- Work to complete -
Search the material for the string "screenshot", then show every line where it turns up.

- Data excerpts -

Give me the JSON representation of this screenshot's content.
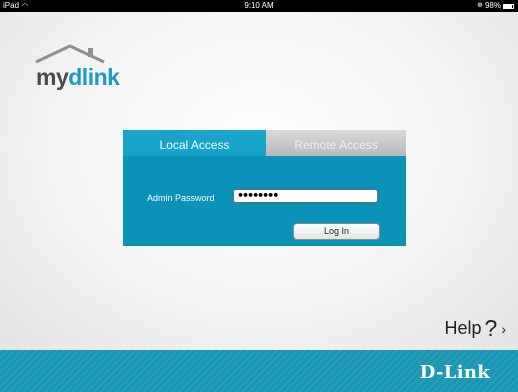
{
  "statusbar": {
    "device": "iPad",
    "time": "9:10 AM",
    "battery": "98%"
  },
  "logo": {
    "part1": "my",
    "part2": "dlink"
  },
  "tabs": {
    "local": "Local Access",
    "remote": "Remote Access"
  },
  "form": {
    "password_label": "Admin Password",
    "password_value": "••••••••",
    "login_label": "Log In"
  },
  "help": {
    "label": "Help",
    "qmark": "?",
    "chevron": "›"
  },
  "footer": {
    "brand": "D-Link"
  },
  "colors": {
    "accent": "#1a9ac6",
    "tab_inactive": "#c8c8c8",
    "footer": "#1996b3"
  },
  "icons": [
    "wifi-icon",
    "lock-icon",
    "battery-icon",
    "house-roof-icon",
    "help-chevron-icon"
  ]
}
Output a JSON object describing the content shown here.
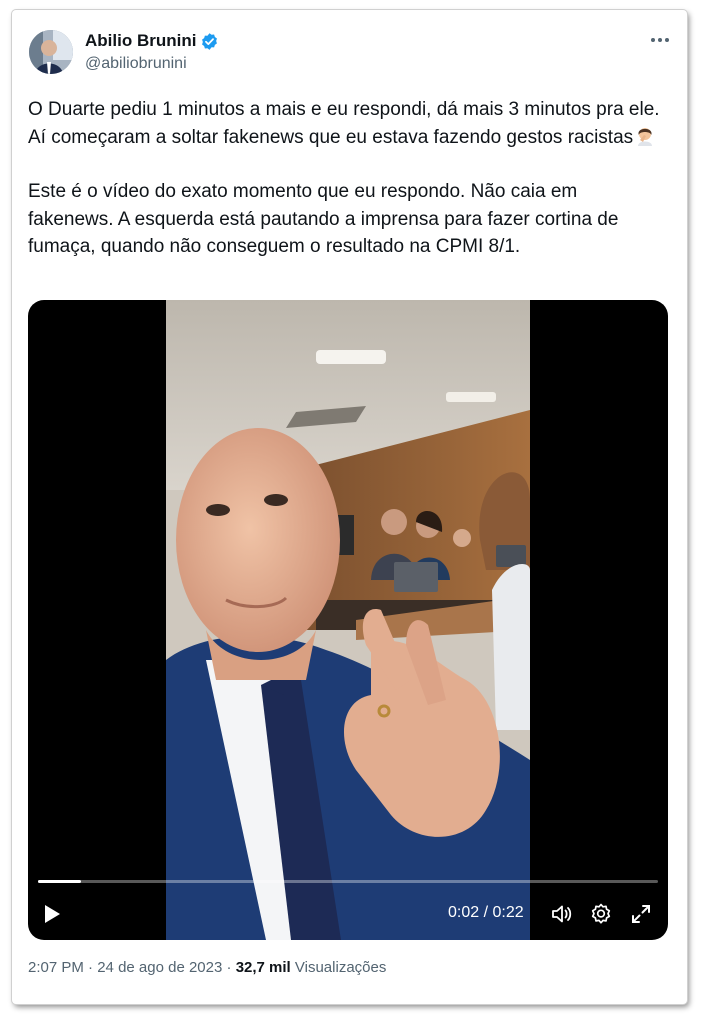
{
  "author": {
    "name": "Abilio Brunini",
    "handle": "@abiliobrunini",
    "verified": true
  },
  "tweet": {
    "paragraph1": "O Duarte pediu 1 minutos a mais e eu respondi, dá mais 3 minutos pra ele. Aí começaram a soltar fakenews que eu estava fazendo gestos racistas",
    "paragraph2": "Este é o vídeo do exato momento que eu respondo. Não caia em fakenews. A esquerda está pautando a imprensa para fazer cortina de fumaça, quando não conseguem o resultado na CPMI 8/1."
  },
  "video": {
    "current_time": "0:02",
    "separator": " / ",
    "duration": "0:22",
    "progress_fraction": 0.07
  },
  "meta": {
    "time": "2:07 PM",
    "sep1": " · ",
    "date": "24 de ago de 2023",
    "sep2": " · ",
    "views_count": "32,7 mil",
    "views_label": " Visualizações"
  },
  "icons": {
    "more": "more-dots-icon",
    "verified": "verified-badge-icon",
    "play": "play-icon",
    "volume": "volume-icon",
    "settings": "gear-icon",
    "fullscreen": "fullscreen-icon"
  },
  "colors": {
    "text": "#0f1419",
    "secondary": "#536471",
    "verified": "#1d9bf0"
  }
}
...
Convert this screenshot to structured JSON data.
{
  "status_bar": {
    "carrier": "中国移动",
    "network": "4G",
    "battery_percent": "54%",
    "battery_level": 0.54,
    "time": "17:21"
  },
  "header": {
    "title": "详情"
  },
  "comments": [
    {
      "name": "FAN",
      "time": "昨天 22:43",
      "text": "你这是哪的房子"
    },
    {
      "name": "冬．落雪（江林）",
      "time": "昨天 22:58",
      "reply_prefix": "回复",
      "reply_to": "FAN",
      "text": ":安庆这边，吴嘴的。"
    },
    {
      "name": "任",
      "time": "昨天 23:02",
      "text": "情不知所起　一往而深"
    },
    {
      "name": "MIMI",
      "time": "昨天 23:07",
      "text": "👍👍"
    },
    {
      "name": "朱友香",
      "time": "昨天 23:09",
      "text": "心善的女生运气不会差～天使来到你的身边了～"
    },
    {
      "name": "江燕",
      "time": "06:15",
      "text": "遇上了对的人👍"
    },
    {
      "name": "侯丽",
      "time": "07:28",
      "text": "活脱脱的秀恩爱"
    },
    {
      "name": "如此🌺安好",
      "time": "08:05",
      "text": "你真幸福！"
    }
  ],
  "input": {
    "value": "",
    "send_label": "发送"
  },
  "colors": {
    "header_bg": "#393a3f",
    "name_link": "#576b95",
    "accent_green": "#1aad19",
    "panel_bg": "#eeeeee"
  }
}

- Response for this exercise -
Give me the JSON representation of this screenshot's content.
Convert this screenshot to structured JSON data.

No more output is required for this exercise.